== Problem to work on ==
Write down each entry again, exactly as it reads.
Source data START
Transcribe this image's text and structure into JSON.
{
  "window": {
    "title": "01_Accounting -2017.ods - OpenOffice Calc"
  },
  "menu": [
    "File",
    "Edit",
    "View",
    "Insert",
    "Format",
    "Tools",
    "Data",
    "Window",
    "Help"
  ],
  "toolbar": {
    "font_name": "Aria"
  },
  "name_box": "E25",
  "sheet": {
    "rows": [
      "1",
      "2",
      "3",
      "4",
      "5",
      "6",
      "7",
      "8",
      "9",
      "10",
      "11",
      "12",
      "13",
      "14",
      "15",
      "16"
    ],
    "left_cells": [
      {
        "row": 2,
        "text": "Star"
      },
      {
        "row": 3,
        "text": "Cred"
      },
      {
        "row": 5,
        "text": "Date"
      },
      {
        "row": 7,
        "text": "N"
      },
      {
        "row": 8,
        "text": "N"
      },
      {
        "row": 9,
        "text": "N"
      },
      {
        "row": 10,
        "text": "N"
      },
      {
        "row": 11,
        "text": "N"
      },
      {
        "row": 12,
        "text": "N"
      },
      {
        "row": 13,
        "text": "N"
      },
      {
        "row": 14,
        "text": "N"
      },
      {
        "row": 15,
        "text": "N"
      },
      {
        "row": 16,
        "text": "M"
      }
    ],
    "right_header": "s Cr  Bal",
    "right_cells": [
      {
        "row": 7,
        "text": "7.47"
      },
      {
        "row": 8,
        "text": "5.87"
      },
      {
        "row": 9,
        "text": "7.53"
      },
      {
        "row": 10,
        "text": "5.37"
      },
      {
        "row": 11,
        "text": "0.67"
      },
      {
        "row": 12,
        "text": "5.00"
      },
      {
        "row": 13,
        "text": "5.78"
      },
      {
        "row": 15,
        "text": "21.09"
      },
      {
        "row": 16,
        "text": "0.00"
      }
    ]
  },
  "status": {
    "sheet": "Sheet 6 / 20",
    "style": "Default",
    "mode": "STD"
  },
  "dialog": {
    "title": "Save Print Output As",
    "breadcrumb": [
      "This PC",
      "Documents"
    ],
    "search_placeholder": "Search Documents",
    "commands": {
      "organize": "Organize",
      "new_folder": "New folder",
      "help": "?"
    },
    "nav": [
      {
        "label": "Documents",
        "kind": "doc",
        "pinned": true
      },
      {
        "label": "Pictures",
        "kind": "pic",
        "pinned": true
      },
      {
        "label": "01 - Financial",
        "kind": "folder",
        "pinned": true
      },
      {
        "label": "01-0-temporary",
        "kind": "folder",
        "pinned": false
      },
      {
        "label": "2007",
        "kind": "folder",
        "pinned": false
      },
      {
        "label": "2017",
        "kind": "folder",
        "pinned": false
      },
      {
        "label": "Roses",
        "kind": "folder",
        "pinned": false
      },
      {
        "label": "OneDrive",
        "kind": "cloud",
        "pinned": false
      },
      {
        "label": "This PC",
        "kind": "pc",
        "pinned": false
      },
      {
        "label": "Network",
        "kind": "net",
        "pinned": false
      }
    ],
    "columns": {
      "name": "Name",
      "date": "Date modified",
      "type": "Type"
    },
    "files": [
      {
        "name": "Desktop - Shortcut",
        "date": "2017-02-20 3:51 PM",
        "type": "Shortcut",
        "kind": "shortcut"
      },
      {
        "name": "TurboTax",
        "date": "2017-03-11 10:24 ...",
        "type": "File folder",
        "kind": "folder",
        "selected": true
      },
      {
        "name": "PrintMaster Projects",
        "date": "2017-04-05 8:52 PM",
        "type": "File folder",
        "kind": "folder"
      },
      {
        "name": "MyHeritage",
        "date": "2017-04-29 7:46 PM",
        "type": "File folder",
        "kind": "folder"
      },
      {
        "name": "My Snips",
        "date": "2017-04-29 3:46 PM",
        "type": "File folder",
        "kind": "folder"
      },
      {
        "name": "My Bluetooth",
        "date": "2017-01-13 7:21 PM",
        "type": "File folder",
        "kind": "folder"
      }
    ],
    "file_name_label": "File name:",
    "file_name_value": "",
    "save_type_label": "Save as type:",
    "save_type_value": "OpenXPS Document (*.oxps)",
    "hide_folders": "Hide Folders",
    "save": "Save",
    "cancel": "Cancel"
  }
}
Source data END
== Exercise response ==
Transcribe this image's text and structure into JSON.
{
  "window": {
    "title": "01_Accounting -2017.ods - OpenOffice Calc"
  },
  "menu": [
    "File",
    "Edit",
    "View",
    "Insert",
    "Format",
    "Tools",
    "Data",
    "Window",
    "Help"
  ],
  "toolbar": {
    "font_name": "Aria"
  },
  "name_box": "E25",
  "sheet": {
    "rows": [
      "1",
      "2",
      "3",
      "4",
      "5",
      "6",
      "7",
      "8",
      "9",
      "10",
      "11",
      "12",
      "13",
      "14",
      "15",
      "16"
    ],
    "left_cells": [
      {
        "row": 2,
        "text": "Star"
      },
      {
        "row": 3,
        "text": "Cred"
      },
      {
        "row": 5,
        "text": "Date"
      },
      {
        "row": 7,
        "text": "N"
      },
      {
        "row": 8,
        "text": "N"
      },
      {
        "row": 9,
        "text": "N"
      },
      {
        "row": 10,
        "text": "N"
      },
      {
        "row": 11,
        "text": "N"
      },
      {
        "row": 12,
        "text": "N"
      },
      {
        "row": 13,
        "text": "N"
      },
      {
        "row": 14,
        "text": "N"
      },
      {
        "row": 15,
        "text": "N"
      },
      {
        "row": 16,
        "text": "M"
      }
    ],
    "right_header": "s Cr  Bal",
    "right_cells": [
      {
        "row": 7,
        "text": "7.47"
      },
      {
        "row": 8,
        "text": "5.87"
      },
      {
        "row": 9,
        "text": "7.53"
      },
      {
        "row": 10,
        "text": "5.37"
      },
      {
        "row": 11,
        "text": "0.67"
      },
      {
        "row": 12,
        "text": "5.00"
      },
      {
        "row": 13,
        "text": "5.78"
      },
      {
        "row": 15,
        "text": "21.09"
      },
      {
        "row": 16,
        "text": "0.00"
      }
    ]
  },
  "status": {
    "sheet": "Sheet 6 / 20",
    "style": "Default",
    "mode": "STD"
  },
  "dialog": {
    "title": "Save Print Output As",
    "breadcrumb": [
      "This PC",
      "Documents"
    ],
    "search_placeholder": "Search Documents",
    "commands": {
      "organize": "Organize",
      "new_folder": "New folder",
      "help": "?"
    },
    "nav": [
      {
        "label": "Documents",
        "kind": "doc",
        "pinned": true
      },
      {
        "label": "Pictures",
        "kind": "pic",
        "pinned": true
      },
      {
        "label": "01 - Financial",
        "kind": "folder",
        "pinned": true
      },
      {
        "label": "01-0-temporary",
        "kind": "folder",
        "pinned": false
      },
      {
        "label": "2007",
        "kind": "folder",
        "pinned": false
      },
      {
        "label": "2017",
        "kind": "folder",
        "pinned": false
      },
      {
        "label": "Roses",
        "kind": "folder",
        "pinned": false
      },
      {
        "label": "OneDrive",
        "kind": "cloud",
        "pinned": false
      },
      {
        "label": "This PC",
        "kind": "pc",
        "pinned": false
      },
      {
        "label": "Network",
        "kind": "net",
        "pinned": false
      }
    ],
    "columns": {
      "name": "Name",
      "date": "Date modified",
      "type": "Type"
    },
    "files": [
      {
        "name": "Desktop - Shortcut",
        "date": "2017-02-20 3:51 PM",
        "type": "Shortcut",
        "kind": "shortcut"
      },
      {
        "name": "TurboTax",
        "date": "2017-03-11 10:24 ...",
        "type": "File folder",
        "kind": "folder",
        "selected": true
      },
      {
        "name": "PrintMaster Projects",
        "date": "2017-04-05 8:52 PM",
        "type": "File folder",
        "kind": "folder"
      },
      {
        "name": "MyHeritage",
        "date": "2017-04-29 7:46 PM",
        "type": "File folder",
        "kind": "folder"
      },
      {
        "name": "My Snips",
        "date": "2017-04-29 3:46 PM",
        "type": "File folder",
        "kind": "folder"
      },
      {
        "name": "My Bluetooth",
        "date": "2017-01-13 7:21 PM",
        "type": "File folder",
        "kind": "folder"
      }
    ],
    "file_name_label": "File name:",
    "file_name_value": "",
    "save_type_label": "Save as type:",
    "save_type_value": "OpenXPS Document (*.oxps)",
    "hide_folders": "Hide Folders",
    "save": "Save",
    "cancel": "Cancel"
  }
}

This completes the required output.